    • March says:

      I adore Mary Oliver; she’s also one of my daughter’s favorite poets. So much beauty in her words. And I’m glad you have the vintage Caleche as well!

  • Dina C. says:

    Dear March,
    I’m sorry for the loss of your dad, and I’m moved by the beauty of the poetry your family chose. What a lovely bit of serendipity to find that Caleche flacon. It’s one that I’ve been curious about, especially if it shares any resemblance to Chamade. Sending you hugs and lifting your family in my meditations.

    • March says:

      I checked The Guide and Luca Turin suggests that the original Caleche is quite different from the current version. I’m glad I have the original, and it definitely made me think of Chamade!

  • Donna S says:

    Sorry for your loss. I’m sure that bottle somehow was heaven sent.

  • Portia says:

    What a way to go, surrounded by his loving daughters. March, you gave him a sendoff that speaks volumes for what a good guy he must have been. Lucky Dad.
    Sorry for the yuck that death brings and the unfocused, underwater feeling you may be living right now.
    Sending you cyber hugs to help you through.
    Caleche parfum is heavenly, I have some of the older stuff and it makes my heart thump with excitement.
    Love you buddy,
    Portia xx
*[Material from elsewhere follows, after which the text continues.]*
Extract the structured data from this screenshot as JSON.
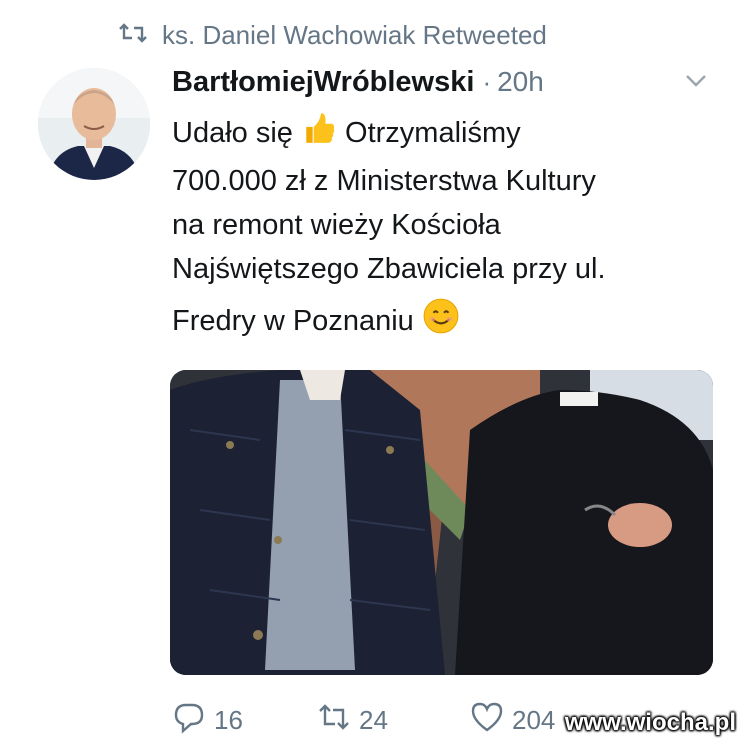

  • marjo56 says:

    I’m so sorry for your loss. I am a loyal reader of the PP blog, although I hardly ever comment (my English is not that good). My father also died recently, and I recognize the mixed feelings of gratefulness and grief. I love the poetry you read at the funeral. It’s very beautiful and the finding of the perfume is so poetic in itself. What a gift!

  • sarahpatto says:

    Thinking of you March. I’m sorry to hear the news.

  • Maya says:

    Your post brought up a lot of very sad feelings. I lost my father several years ago and it broke my heart. I was not going to comment but I did want to tell you that my feelings and thoughts are with you.

  • melissa says:

    So sorry for your loss. What beautiful poetry and how poetic to come across a beautiful fragrance in the midst of grieving.